Dinesh, now I’m getting confused when I thought I understood the problem. Since the warrants are exercised at $50, but the market price at year end is $45, then as you said nobody would exercise the option when the market is cheaper. So in that sense, why bother even considering the dilution in the first place?
Sorry, it was my typo… it’s pretty late already stratus, we never consider the year-end price (so forget that $45 was ever given in this question…). now It’s just between AMP of $60 and exercise price of $50. Please re-read this now… I can’t edit my previous post… *************************************************** Yes, we need to adjust for the addition in the number of shares only when the Avg Market Price is greater than the Exercies price… Warrent holders are give the option to convert their warrents into share of stock at a exercise price of $50. It means that he could buy 1 share of stock (by exercising the option) at just $50, when the market price of the stock was $60 (~avg), then, why the heck will he buy it in open market @60 when he has the right to buy it at @50? So it’s only then EP < AMP, it matters the most… Lemme know if you get the point? - Dinesh S ***************************************************
Thanks. I still wonder, though, at least at year end why would any warrant holder exercise the warrant when it’s cheaper to buy the security at market price? Or is the idea that for dilutive securities you never care where market price is, and have to consider any possibility that a warrant holder would exercise it, regardless of whether that move makes financial sense or not?
Stratus, the Average price of $60 means the stock price “might have” come down below $50 (which is the EP of the option), which renders the option as in-the-money option and given the chance for the warrant holders to convert their warrants to share of stock… But yes, no person would exercise their options at $50 when the stock price was $45 (at year end), unless until gun-pointed to do so. Warrants are potentially dilutive securities. No of shares are adjusted only of AMP > EP - Dinesh S
the last price in the market is misleading I think You can’t really tell what would happen if you would buy 1 mil shares from the market, as in this example. the Average cost could be a lot higher, depending on liquidity, demand and supply etc
Some of you are missing the point. It is not whether warrant holders did or did not exercise their option, but it is simply a way to make financial analysis more helpful. What the balance sheet is telling you is that *if* warrant holders had decided to excercise this year, whenever it made financial sense for them (say back in June when the stock price was $70, or any other day when the stock price was higher than %50), then EPS would be the diluted EPS you would see on the balance sheet. The closing price is completely irrelevant, but the average price is. Dreary

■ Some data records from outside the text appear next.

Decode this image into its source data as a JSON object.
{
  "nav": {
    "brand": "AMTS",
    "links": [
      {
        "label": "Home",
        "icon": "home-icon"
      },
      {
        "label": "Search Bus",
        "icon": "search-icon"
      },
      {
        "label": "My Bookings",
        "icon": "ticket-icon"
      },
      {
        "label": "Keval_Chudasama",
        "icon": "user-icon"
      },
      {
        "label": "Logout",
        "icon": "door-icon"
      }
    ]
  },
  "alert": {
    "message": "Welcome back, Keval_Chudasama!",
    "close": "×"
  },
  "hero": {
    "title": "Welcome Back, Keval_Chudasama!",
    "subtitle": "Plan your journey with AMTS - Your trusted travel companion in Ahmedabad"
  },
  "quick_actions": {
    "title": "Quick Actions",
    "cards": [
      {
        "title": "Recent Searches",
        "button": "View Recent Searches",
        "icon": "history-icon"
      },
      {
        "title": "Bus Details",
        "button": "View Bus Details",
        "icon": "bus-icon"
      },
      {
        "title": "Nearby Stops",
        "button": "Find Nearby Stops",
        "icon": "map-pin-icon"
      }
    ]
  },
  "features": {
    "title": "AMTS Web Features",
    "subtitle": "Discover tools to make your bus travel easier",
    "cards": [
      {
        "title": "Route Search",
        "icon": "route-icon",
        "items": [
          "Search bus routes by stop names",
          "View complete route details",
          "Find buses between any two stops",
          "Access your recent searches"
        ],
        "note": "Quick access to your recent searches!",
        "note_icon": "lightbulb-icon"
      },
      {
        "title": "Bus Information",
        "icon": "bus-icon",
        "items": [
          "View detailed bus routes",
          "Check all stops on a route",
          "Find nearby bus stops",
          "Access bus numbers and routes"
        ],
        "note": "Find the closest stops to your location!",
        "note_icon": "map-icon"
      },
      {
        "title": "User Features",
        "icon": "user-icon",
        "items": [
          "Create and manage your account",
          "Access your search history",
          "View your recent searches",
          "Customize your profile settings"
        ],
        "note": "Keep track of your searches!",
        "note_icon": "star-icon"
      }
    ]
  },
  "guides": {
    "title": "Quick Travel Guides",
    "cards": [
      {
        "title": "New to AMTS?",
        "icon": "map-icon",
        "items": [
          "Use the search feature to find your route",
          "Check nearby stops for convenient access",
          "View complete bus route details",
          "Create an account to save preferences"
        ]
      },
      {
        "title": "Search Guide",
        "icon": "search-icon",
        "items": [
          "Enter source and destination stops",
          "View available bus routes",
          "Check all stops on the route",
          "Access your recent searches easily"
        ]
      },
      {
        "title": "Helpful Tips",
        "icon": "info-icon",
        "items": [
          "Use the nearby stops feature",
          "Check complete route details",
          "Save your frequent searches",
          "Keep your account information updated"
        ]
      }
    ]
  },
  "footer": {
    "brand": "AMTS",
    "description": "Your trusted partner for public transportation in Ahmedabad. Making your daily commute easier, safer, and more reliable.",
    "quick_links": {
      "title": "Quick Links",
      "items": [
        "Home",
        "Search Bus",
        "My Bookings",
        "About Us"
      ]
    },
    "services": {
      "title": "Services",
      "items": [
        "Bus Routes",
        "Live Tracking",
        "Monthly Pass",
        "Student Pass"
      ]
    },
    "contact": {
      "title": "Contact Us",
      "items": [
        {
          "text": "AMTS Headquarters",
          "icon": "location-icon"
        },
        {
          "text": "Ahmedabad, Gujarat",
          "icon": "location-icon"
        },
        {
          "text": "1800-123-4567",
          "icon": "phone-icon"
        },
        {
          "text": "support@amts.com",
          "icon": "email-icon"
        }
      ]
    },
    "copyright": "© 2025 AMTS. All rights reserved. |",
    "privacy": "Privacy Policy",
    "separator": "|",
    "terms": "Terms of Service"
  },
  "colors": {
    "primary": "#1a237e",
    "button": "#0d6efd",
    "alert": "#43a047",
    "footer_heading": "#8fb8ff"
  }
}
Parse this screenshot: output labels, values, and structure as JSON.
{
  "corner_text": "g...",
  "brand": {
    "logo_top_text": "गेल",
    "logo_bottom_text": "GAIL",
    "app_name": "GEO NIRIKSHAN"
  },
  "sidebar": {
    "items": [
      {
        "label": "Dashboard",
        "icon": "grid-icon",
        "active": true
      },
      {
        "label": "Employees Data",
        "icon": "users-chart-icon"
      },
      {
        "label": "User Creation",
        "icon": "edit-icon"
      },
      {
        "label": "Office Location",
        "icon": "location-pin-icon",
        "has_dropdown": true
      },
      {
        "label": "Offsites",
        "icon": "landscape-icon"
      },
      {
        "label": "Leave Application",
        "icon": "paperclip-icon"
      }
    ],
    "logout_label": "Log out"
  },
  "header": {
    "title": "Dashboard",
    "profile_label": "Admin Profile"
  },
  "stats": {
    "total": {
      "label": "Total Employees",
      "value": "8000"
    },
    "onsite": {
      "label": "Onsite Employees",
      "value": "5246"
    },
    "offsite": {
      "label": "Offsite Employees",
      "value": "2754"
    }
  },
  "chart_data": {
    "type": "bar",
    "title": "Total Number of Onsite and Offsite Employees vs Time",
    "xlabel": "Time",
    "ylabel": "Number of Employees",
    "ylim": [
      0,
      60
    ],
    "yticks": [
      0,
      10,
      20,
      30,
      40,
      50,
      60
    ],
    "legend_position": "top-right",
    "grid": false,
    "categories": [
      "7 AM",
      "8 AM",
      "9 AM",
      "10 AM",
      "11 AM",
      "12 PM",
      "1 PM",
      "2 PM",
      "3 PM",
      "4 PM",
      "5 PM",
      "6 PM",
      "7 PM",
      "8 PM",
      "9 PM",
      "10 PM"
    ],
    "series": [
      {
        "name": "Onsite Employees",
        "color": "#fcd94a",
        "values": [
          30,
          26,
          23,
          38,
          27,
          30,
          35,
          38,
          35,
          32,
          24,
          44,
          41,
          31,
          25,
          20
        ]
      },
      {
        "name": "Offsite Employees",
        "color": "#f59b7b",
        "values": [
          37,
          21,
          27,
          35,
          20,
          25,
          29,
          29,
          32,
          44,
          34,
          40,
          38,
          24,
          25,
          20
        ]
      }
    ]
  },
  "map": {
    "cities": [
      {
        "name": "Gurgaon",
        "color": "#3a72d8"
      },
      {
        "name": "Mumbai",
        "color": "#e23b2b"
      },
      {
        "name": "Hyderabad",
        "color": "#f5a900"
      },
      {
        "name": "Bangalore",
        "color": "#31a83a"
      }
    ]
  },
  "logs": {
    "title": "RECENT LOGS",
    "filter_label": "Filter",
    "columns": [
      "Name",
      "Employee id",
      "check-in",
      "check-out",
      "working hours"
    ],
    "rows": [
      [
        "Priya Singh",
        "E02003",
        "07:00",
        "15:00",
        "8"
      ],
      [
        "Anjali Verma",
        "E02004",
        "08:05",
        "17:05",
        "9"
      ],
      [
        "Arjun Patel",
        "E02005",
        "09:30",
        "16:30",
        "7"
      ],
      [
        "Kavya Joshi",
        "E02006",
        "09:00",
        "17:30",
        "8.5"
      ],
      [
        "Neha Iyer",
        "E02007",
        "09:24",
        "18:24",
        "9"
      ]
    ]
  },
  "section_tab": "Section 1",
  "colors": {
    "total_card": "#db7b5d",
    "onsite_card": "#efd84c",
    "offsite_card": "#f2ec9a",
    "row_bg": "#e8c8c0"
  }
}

Yo Dreary - let’s not go exercising those options early…
Another point is what if half of those warrants were actually exerised during the year, how would you calculate your diluted EPS? A little tricky. Dreary
Dreary: Wouldn’t you basically multiply the result of TSM by the ((# of months remaining)/12) ?
If half of those warrants were actually exerised during the year, then you would simply take the remaining half as the relevant warrants outstanding when you calculate diluted EPS. Dreary
The average shares outstanding would change if the warrants were exercised during the year. The exercise of the warrants doesn’t affect the diluted EPS if the proceeds from the warrant exercise are used to buyback stock at the average price.